ATHENS (Reuters) - Greece will conclude the spin-off of power grid operator ADMIE (ΑΔΜΗΕ) by mid-June, meeting a key term of its third international bailout,ADMIE’s chief executive said on Thursday. Athens and its EU/IMF lenders had agreed that 24 percent of ADMIE, owned by state-controlled utility Public Power Corp, would be sold this year to China’s State Grid Corp and a further 25 percent to a Greek state holding company.
“Everything will be wrapped up within the first 15 days of June,” ADMIE Chief Executive Yannis Kabouris told Reuters on the sidelines of an Athens energy conference. The sale is part of Greece’s slow-moving privatisation drive and efforts to open up the country’s energy market.
Kabouris said that State Grid’s participation would also help ADMIE to implement a 2 billion euro (£1.7 billion) 10-year investment plan, which includes connecting the island of Crete to mainland Greece via undersea cables by 2023. “The strategic investor is a very big company with huge financial calibre that will bring know-how for state-of-the-art technology, such as cables and direct current power systems,” Kabouris said.
Power production on Crete, the largest of the Greek islands, is currently provided by three oil-fired plants that must be shut down by 2025 to comply with an EU directive. Kabouris said that ADMIE hopes to conclude the first phase of the plan, which involves connecting Crete to the southern Peloponnese, by 2020.

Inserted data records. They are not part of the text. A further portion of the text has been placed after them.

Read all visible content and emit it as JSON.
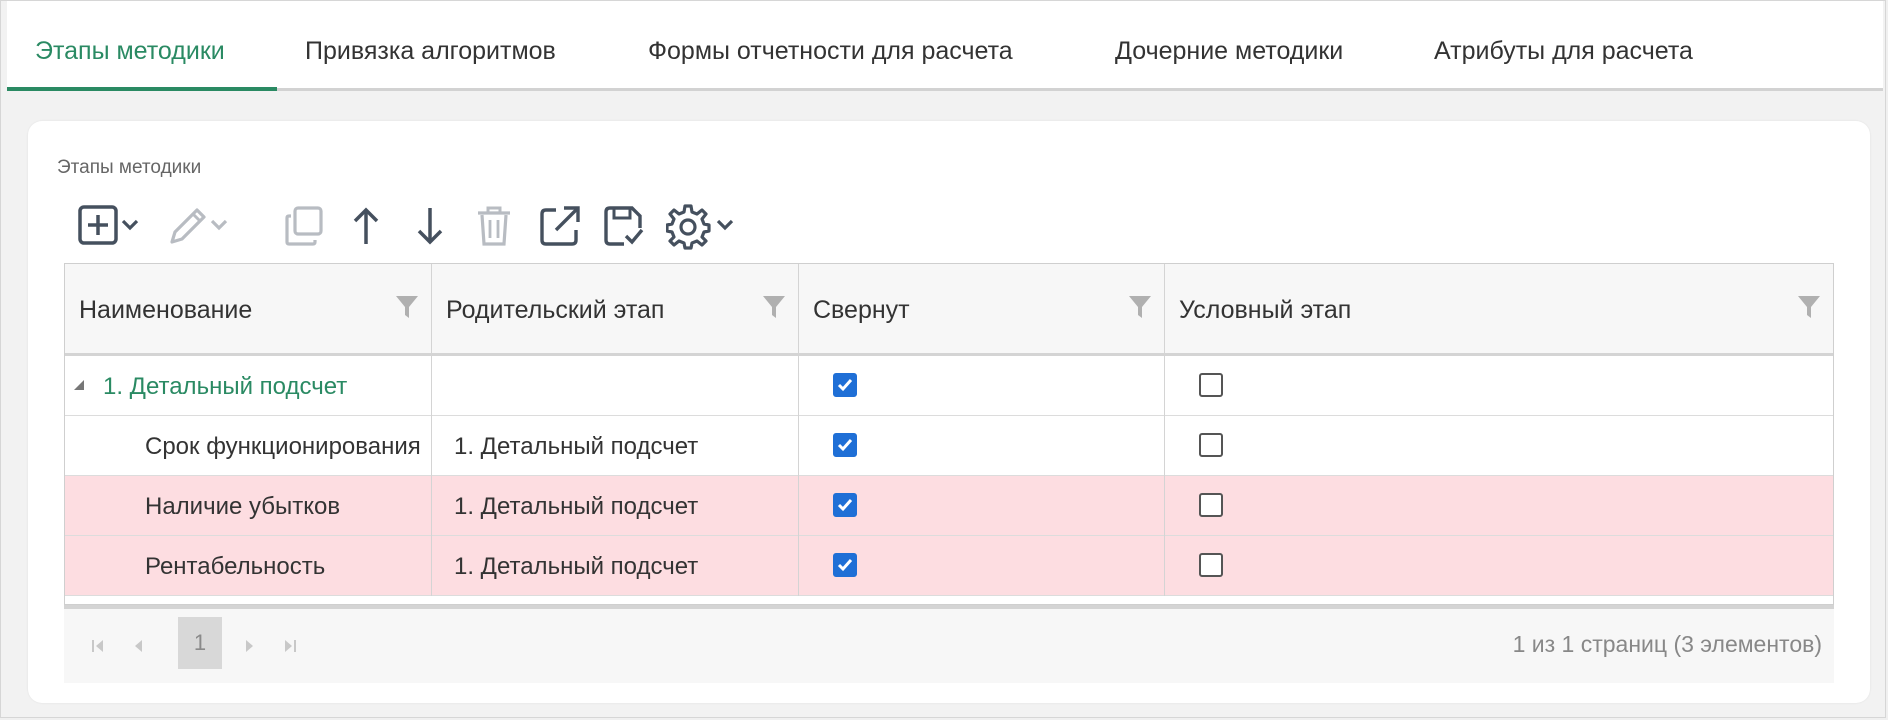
{
  "tabs": [
    {
      "label": "Этапы методики",
      "active": true
    },
    {
      "label": "Привязка алгоритмов",
      "active": false
    },
    {
      "label": "Формы отчетности для расчета",
      "active": false
    },
    {
      "label": "Дочерние методики",
      "active": false
    },
    {
      "label": "Атрибуты для расчета",
      "active": false
    }
  ],
  "section": {
    "title": "Этапы методики"
  },
  "toolbar": {
    "icons": [
      "add-icon",
      "edit-icon",
      "copy-icon",
      "move-up-icon",
      "move-down-icon",
      "delete-icon",
      "open-external-icon",
      "save-icon",
      "settings-icon"
    ]
  },
  "grid": {
    "columns": [
      "Наименование",
      "Родительский этап",
      "Свернут",
      "Условный этап"
    ],
    "rows": [
      {
        "name": "1. Детальный подсчет",
        "parent": "",
        "collapsed": true,
        "conditional": false,
        "group": true,
        "error": false
      },
      {
        "name": "Срок функционирования",
        "parent": "1. Детальный подсчет",
        "collapsed": true,
        "conditional": false,
        "group": false,
        "error": false
      },
      {
        "name": "Наличие убытков",
        "parent": "1. Детальный подсчет",
        "collapsed": true,
        "conditional": false,
        "group": false,
        "error": true
      },
      {
        "name": "Рентабельность",
        "parent": "1. Детальный подсчет",
        "collapsed": true,
        "conditional": false,
        "group": false,
        "error": true
      }
    ]
  },
  "pager": {
    "current_page": "1",
    "info": "1 из 1 страниц (3 элементов)"
  },
  "colors": {
    "accent": "#2a8a63",
    "checkbox": "#1f6fd6",
    "error_row": "#fddde1"
  }
}
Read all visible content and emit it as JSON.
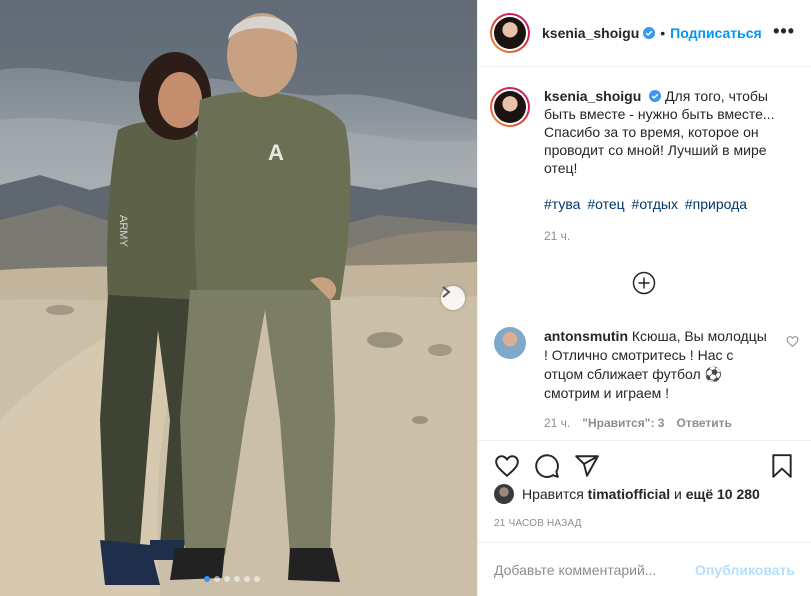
{
  "post": {
    "username": "ksenia_shoigu",
    "verified": true,
    "follow_label": "Подписаться",
    "more_label": "•••",
    "dot": "•"
  },
  "caption": {
    "username": "ksenia_shoigu",
    "text": "Для того, чтобы быть вместе - нужно быть вместе... Спасибо за то время, которое он проводит со мной! Лучший в мире отец!",
    "hashtags": [
      "#тува",
      "#отец",
      "#отдых",
      "#природа"
    ],
    "time": "21 ч."
  },
  "comment": {
    "username": "antonsmutin",
    "text": "Ксюша, Вы молодцы ! Отлично смотритесь ! Нас с отцом сближает футбол ⚽ смотрим и играем !",
    "time": "21 ч.",
    "likes": "\"Нравится\": 3",
    "reply": "Ответить"
  },
  "likes": {
    "prefix": "Нравится",
    "user": "timatiofficial",
    "middle": "и",
    "rest": "ещё 10 280"
  },
  "posted_ago": "21 ЧАСОВ НАЗАД",
  "add_comment": {
    "placeholder": "Добавьте комментарий...",
    "publish": "Опубликовать"
  },
  "icons": {
    "like": "heart-icon",
    "comment": "comment-icon",
    "share": "paper-plane-icon",
    "save": "bookmark-icon",
    "load_more": "plus-circle-icon",
    "verified": "verified-badge-icon",
    "next": "chevron-right-icon"
  },
  "carousel": {
    "count": 6,
    "active_index": 0
  },
  "colors": {
    "accent": "#0095f6",
    "hashtag": "#00376b",
    "muted": "#8e8e8e"
  }
}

The second phase, linking Crete to Athens, is expected to be ready by 2023. The estimated total cost of the two phases is about 1 billion euros, Kabouris said. Part of the project will be financed by European funds and possibly the European Investment Bank (EIB). ADMIE is also in talks with banks for further financing, Kabouris said. “We believe they (State Grid) will help us secure better financing terms,” he added.